Starting at the line that contains "Parse this screenshot: output" and ending at the final line of the entries below, write out each line exactly as it appears, but omit the pictures.

----------------------------------------

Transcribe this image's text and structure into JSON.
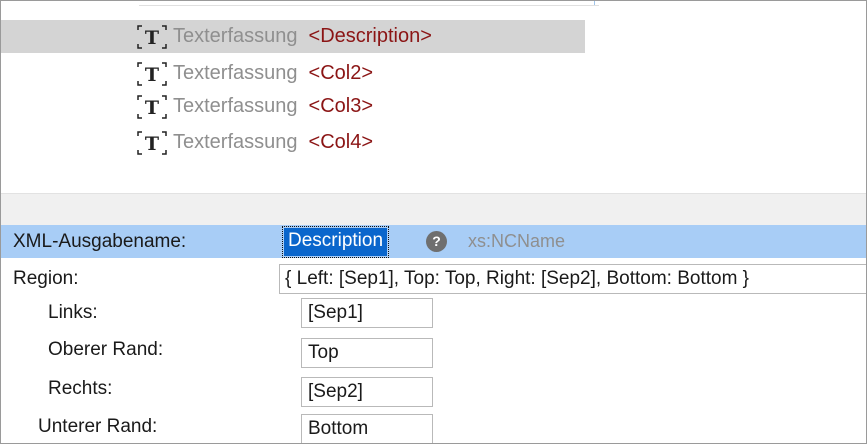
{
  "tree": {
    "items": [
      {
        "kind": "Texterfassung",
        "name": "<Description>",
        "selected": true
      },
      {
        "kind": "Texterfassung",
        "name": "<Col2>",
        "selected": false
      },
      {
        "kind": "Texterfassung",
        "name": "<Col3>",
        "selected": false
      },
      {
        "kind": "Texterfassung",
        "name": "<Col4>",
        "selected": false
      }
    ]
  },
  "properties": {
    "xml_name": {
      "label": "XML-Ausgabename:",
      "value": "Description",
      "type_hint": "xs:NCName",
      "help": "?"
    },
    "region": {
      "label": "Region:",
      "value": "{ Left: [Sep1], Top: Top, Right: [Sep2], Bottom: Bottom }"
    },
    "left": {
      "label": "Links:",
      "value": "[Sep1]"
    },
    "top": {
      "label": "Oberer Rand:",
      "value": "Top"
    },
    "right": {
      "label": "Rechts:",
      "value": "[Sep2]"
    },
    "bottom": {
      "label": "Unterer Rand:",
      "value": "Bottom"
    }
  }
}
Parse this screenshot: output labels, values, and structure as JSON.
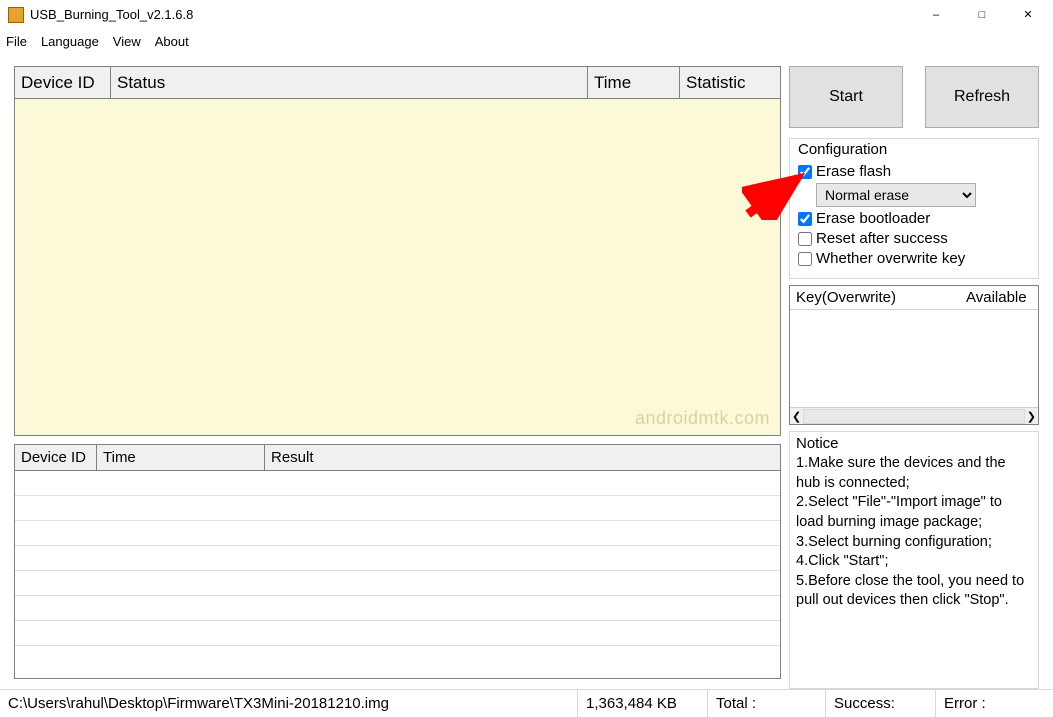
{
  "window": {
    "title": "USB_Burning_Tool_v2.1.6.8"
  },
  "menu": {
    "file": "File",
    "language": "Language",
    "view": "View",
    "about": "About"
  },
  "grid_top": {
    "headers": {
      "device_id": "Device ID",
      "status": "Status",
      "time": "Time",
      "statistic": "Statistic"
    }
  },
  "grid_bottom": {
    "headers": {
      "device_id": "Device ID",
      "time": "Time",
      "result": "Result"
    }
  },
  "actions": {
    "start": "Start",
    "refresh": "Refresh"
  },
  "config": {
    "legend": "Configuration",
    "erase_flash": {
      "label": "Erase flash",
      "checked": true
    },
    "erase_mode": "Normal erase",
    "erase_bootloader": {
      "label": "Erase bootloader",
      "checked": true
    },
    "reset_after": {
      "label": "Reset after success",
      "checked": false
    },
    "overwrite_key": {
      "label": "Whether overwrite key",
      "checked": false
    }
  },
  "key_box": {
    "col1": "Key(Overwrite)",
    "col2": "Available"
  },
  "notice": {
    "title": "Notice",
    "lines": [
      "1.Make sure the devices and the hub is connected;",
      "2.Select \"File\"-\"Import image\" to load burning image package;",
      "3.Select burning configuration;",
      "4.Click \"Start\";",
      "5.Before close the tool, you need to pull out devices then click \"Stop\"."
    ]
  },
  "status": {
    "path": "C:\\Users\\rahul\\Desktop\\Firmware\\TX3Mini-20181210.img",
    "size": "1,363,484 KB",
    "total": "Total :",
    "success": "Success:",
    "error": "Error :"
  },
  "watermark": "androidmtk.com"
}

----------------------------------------

Task solution>
Parse this screenshot: output labels, values, and structure as JSON.
{
  "window": {
    "title": "USB_Burning_Tool_v2.1.6.8"
  },
  "menu": {
    "file": "File",
    "language": "Language",
    "view": "View",
    "about": "About"
  },
  "grid_top": {
    "headers": {
      "device_id": "Device ID",
      "status": "Status",
      "time": "Time",
      "statistic": "Statistic"
    }
  },
  "grid_bottom": {
    "headers": {
      "device_id": "Device ID",
      "time": "Time",
      "result": "Result"
    }
  },
  "actions": {
    "start": "Start",
    "refresh": "Refresh"
  },
  "config": {
    "legend": "Configuration",
    "erase_flash": {
      "label": "Erase flash",
      "checked": true
    },
    "erase_mode": "Normal erase",
    "erase_bootloader": {
      "label": "Erase bootloader",
      "checked": true
    },
    "reset_after": {
      "label": "Reset after success",
      "checked": false
    },
    "overwrite_key": {
      "label": "Whether overwrite key",
      "checked": false
    }
  },
  "key_box": {
    "col1": "Key(Overwrite)",
    "col2": "Available"
  },
  "notice": {
    "title": "Notice",
    "lines": [
      "1.Make sure the devices and the hub is connected;",
      "2.Select \"File\"-\"Import image\" to load burning image package;",
      "3.Select burning configuration;",
      "4.Click \"Start\";",
      "5.Before close the tool, you need to pull out devices then click \"Stop\"."
    ]
  },
  "status": {
    "path": "C:\\Users\\rahul\\Desktop\\Firmware\\TX3Mini-20181210.img",
    "size": "1,363,484 KB",
    "total": "Total :",
    "success": "Success:",
    "error": "Error :"
  },
  "watermark": "androidmtk.com"
}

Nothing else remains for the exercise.